The year 2014 has certainly turned heads with quite a few attention grabbing headlines. We look back.
"The ANC government is responsible for Tatane's harrowing death in the same way that the Nationalist Party government was responsible for the murder of Steve Biko,"reads the press statement issued by the September National Imbizo (SNI).
The SNI is a non-aligned movement for social justice.
The media, commentators, opposition parties and government are united in reducing Tatane's murder to a matter of bad policing, thereby restricting responsibility to the six rogue policemen we saw assault and allegedly shoot Tatane.
This line of thought, deliberately or otherwise, hides the truth that Tatane was killed by government forces as a result of the government's failure to deliver.
We can't blame the police officers who have been hired to suppress people's struggles.

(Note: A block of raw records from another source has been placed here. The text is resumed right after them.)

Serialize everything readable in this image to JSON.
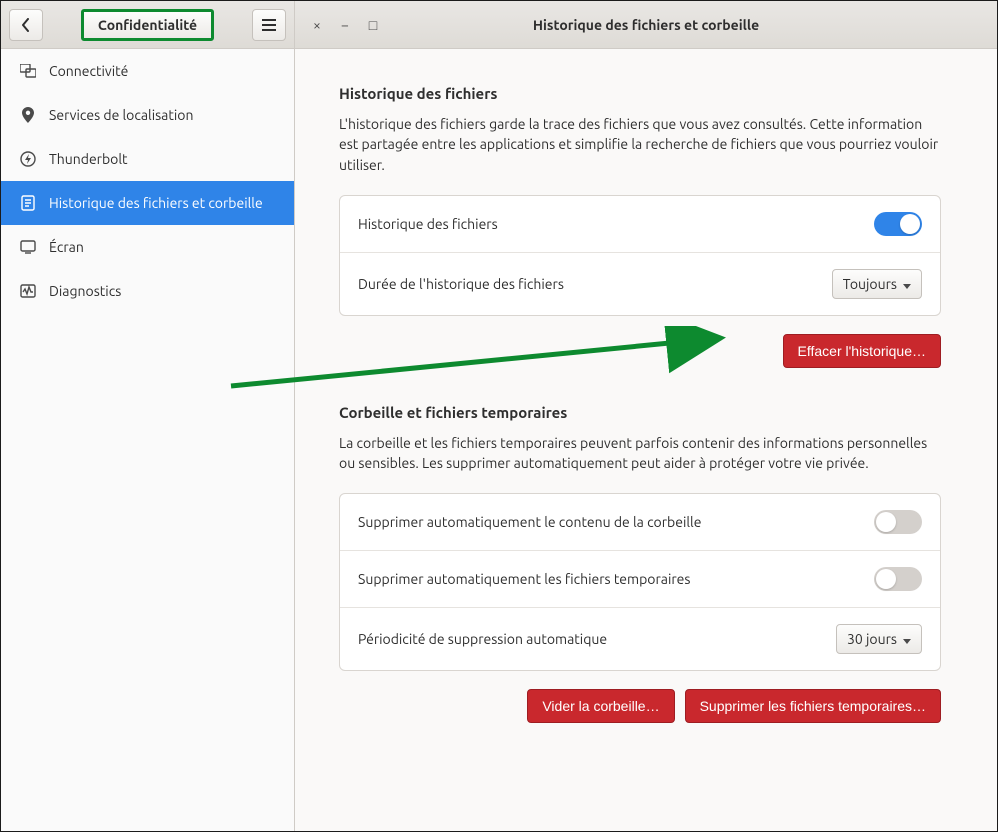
{
  "header": {
    "left_title": "Confidentialité",
    "right_title": "Historique des fichiers et corbeille"
  },
  "sidebar": {
    "items": [
      {
        "icon": "network-icon",
        "label": "Connectivité"
      },
      {
        "icon": "location-icon",
        "label": "Services de localisation"
      },
      {
        "icon": "thunderbolt-icon",
        "label": "Thunderbolt"
      },
      {
        "icon": "file-history-icon",
        "label": "Historique des fichiers et corbeille",
        "active": true
      },
      {
        "icon": "screen-icon",
        "label": "Écran"
      },
      {
        "icon": "diagnostics-icon",
        "label": "Diagnostics"
      }
    ]
  },
  "file_history": {
    "title": "Historique des fichiers",
    "desc": "L'historique des fichiers garde la trace des fichiers que vous avez consultés. Cette information est partagée entre les applications et simplifie la recherche de fichiers que vous pourriez vouloir utiliser.",
    "row_toggle_label": "Historique des fichiers",
    "toggle_on": true,
    "row_duration_label": "Durée de l'historique des fichiers",
    "duration_value": "Toujours",
    "clear_btn": "Effacer l'historique…"
  },
  "trash": {
    "title": "Corbeille et fichiers temporaires",
    "desc": "La corbeille et les fichiers temporaires peuvent parfois contenir des informations personnelles ou sensibles. Les supprimer automatiquement peut aider à protéger votre vie privée.",
    "row_trash_label": "Supprimer automatiquement le contenu de la corbeille",
    "trash_toggle_on": false,
    "row_tmp_label": "Supprimer automatiquement les fichiers temporaires",
    "tmp_toggle_on": false,
    "row_period_label": "Périodicité de suppression automatique",
    "period_value": "30 jours",
    "empty_trash_btn": "Vider la corbeille…",
    "delete_tmp_btn": "Supprimer les fichiers temporaires…"
  },
  "annotation": {
    "type": "arrow",
    "color": "#0d8a2f"
  }
}
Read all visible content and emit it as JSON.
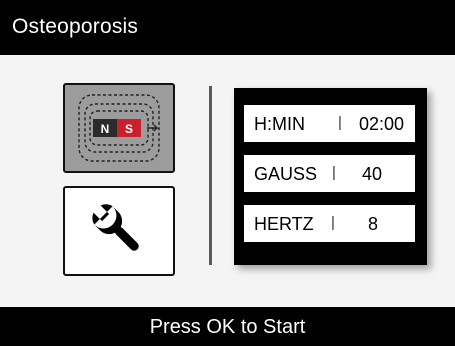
{
  "header": {
    "title": "Osteoporosis"
  },
  "buttons": {
    "magnet": {
      "icon": "magnet-field-icon",
      "north": "N",
      "south": "S",
      "background": "#9c9c9c"
    },
    "settings": {
      "icon": "wrench-icon"
    }
  },
  "params": [
    {
      "label": "H:MIN",
      "separator": "|",
      "value": "02:00"
    },
    {
      "label": "GAUSS",
      "separator": "|",
      "value": "40"
    },
    {
      "label": "HERTZ",
      "separator": "|",
      "value": "8"
    }
  ],
  "footer": {
    "prompt": "Press OK to Start"
  },
  "colors": {
    "bar": "#000000",
    "background": "#f4f4f4",
    "north_pole": "#2b2b2b",
    "south_pole": "#c8202c"
  }
}
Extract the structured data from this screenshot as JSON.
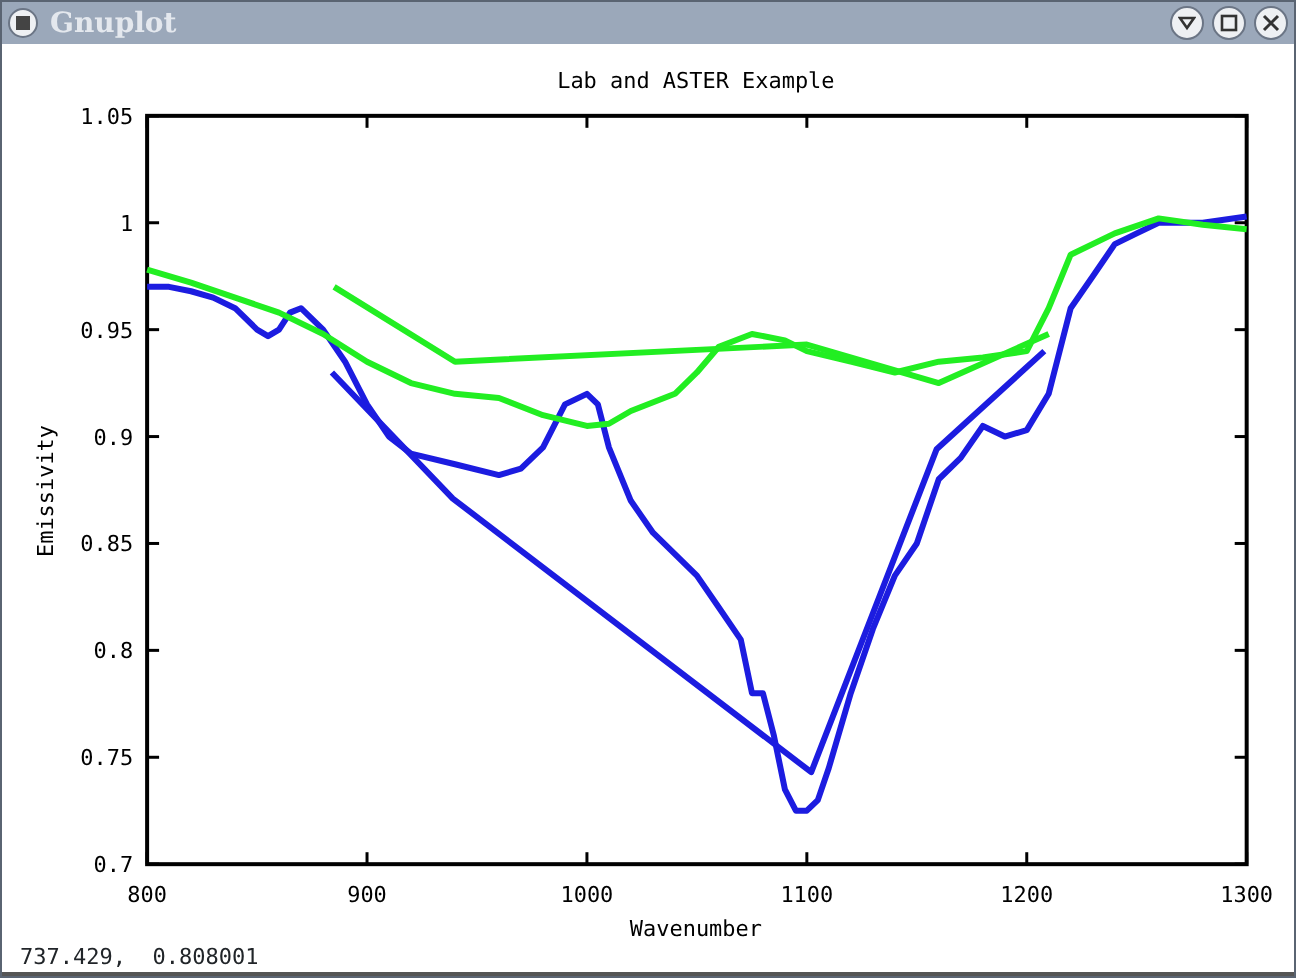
{
  "window": {
    "title": "Gnuplot"
  },
  "plot": {
    "chart_data": {
      "type": "line",
      "title": "Lab and ASTER Example",
      "xlabel": "Wavenumber",
      "ylabel": "Emissivity",
      "xlim": [
        800,
        1300
      ],
      "ylim": [
        0.7,
        1.05
      ],
      "xticks": [
        800,
        900,
        1000,
        1100,
        1200,
        1300
      ],
      "yticks": [
        0.7,
        0.75,
        0.8,
        0.85,
        0.9,
        0.95,
        1,
        1.05
      ],
      "series": [
        {
          "color": "#1c1ce0",
          "x": [
            800,
            810,
            820,
            830,
            840,
            850,
            855,
            860,
            865,
            870,
            880,
            890,
            900,
            910,
            920,
            940,
            960,
            970,
            980,
            990,
            1000,
            1005,
            1010,
            1020,
            1030,
            1040,
            1050,
            1060,
            1070,
            1075,
            1080,
            1085,
            1090,
            1095,
            1100,
            1105,
            1110,
            1120,
            1130,
            1140,
            1150,
            1160,
            1170,
            1180,
            1190,
            1200,
            1210,
            1220,
            1230,
            1240,
            1250,
            1260,
            1280,
            1300
          ],
          "values": [
            0.97,
            0.97,
            0.968,
            0.965,
            0.96,
            0.95,
            0.947,
            0.95,
            0.958,
            0.96,
            0.95,
            0.935,
            0.915,
            0.9,
            0.892,
            0.887,
            0.882,
            0.885,
            0.895,
            0.915,
            0.92,
            0.915,
            0.895,
            0.87,
            0.855,
            0.845,
            0.835,
            0.82,
            0.805,
            0.78,
            0.78,
            0.76,
            0.735,
            0.725,
            0.725,
            0.73,
            0.745,
            0.78,
            0.81,
            0.835,
            0.85,
            0.88,
            0.89,
            0.905,
            0.9,
            0.903,
            0.92,
            0.96,
            0.975,
            0.99,
            0.995,
            1.0,
            1.0,
            1.003
          ]
        },
        {
          "color": "#1c1ce0",
          "x": [
            884,
            939,
            1102,
            1159,
            1208
          ],
          "values": [
            0.93,
            0.871,
            0.743,
            0.894,
            0.94
          ]
        },
        {
          "color": "#22ee22",
          "x": [
            800,
            820,
            840,
            860,
            880,
            900,
            920,
            940,
            960,
            980,
            1000,
            1010,
            1020,
            1040,
            1050,
            1060,
            1075,
            1090,
            1100,
            1120,
            1140,
            1160,
            1180,
            1200,
            1210,
            1220,
            1240,
            1260,
            1280,
            1300
          ],
          "values": [
            0.978,
            0.972,
            0.965,
            0.958,
            0.948,
            0.935,
            0.925,
            0.92,
            0.918,
            0.91,
            0.905,
            0.906,
            0.912,
            0.92,
            0.93,
            0.942,
            0.948,
            0.945,
            0.94,
            0.935,
            0.93,
            0.935,
            0.937,
            0.94,
            0.96,
            0.985,
            0.995,
            1.002,
            0.999,
            0.997
          ]
        },
        {
          "color": "#22ee22",
          "x": [
            885,
            940,
            1100,
            1160,
            1210
          ],
          "values": [
            0.97,
            0.935,
            0.943,
            0.925,
            0.948
          ]
        }
      ]
    }
  },
  "status_bar": {
    "text": "737.429,  0.808001"
  }
}
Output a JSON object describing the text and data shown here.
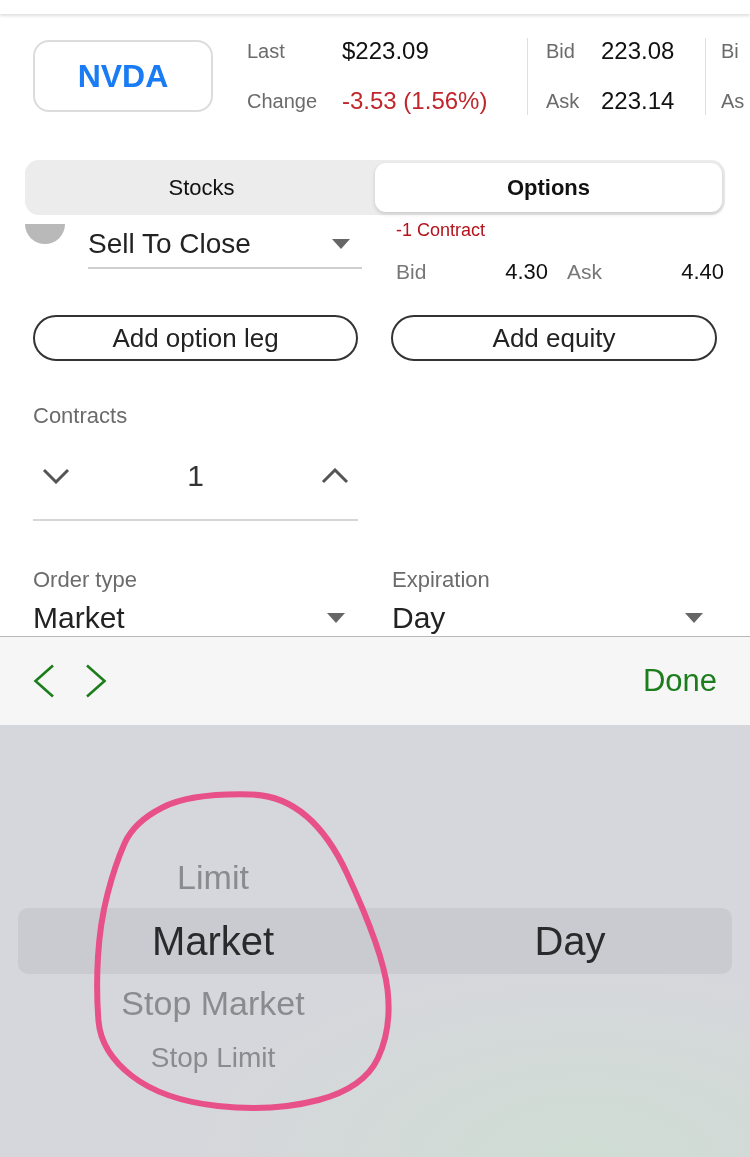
{
  "quote": {
    "symbol": "NVDA",
    "fields": [
      {
        "label": "Last",
        "value": "$223.09",
        "kind": "plain"
      },
      {
        "label": "Change",
        "value": "-3.53 (1.56%)",
        "kind": "down"
      }
    ],
    "bid_ask": [
      {
        "label": "Bid",
        "value": "223.08"
      },
      {
        "label": "Ask",
        "value": "223.14"
      }
    ],
    "column_3": [
      "Bi",
      "As"
    ]
  },
  "tabs": [
    {
      "label": "Stocks",
      "selected": false
    },
    {
      "label": "Options",
      "selected": true
    }
  ],
  "leg": {
    "action": "Sell To Close",
    "quantity": "-1 Contract",
    "prices": [
      {
        "label": "Bid",
        "value": "4.30"
      },
      {
        "label": "Ask",
        "value": "4.40"
      }
    ]
  },
  "buttons": [
    "Add option leg",
    "Add equity"
  ],
  "contracts": {
    "label": "Contracts",
    "value": "1"
  },
  "order_fields": [
    {
      "label": "Order type",
      "value": "Market"
    },
    {
      "label": "Expiration",
      "value": "Day"
    }
  ],
  "toolbar": {
    "done": "Done"
  },
  "picker": {
    "columns": [
      {
        "items": [
          {
            "label": "Limit",
            "selected": false
          },
          {
            "label": "Market",
            "selected": true
          },
          {
            "label": "Stop Market",
            "selected": false
          },
          {
            "label": "Stop Limit",
            "selected": false
          }
        ]
      },
      {
        "items": [
          {
            "label": "Day",
            "selected": true
          }
        ]
      }
    ]
  }
}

Almost a thousand people a year have been killed in police action since 1994.
Tatane is now a symbol of the injustices of our 17-year democracy.
Like Jesus Christ, who was murdered by evil authorities at 33 years, Tatane was also murdered at 33 by a government that has lost its capacity to listen to the people, while it creates heaven on earth for the politically connected few.
If you take the picture of Tatane's lifeless body in the arms of his comrade and put it next to the picture of Hector Pieterson's limp body in the arms of Mbuyisa, a striking similarity emerges.
Hector Pieterson was the symbol of the 1976 uprising in the same way that Tatane is the symbol of service delivery struggles today.
Locating Tatane among the South African great heroes the SNI also said: "(Tatane) could have chosen to pursue a career and not care for the community, but he did not.
"He could have joined the ANC and got tenders, he did not.
"He could have become a businessman and made money for himself and his family, but he did not. He could have sat and watched with indifference as his community was marginalised further by the ANC government, but yet again Tatane chose his community over his own interests.
"Like Biko he was prepared to die because he knew that 'You are either alive or proud or you are dead' as Biko said.
"Tatane chose to be alive and proud and stood for the dignity of his community! "
The SNI will join Pastor Xola Skosana of the Way of Life Church, in the "Welcome to Hell: South African Townships", march through the townships and squatter camps of Cape Town on April 23.
The march seeks to highlight the hellish state of services in townships.
The SNI will also launch its Politicians and Public Servants Use Public Services campaign in honour of Tatane.
The main demand of the campaign is that all public servants, from the president to the councillor, from the director-general to the street sweeper, must themselves and their families use public services by law; mainly schools, hospitals, transport and housing.
This campaign seems to be a fitting tribute to the memory of Tatane, the gallant fighter!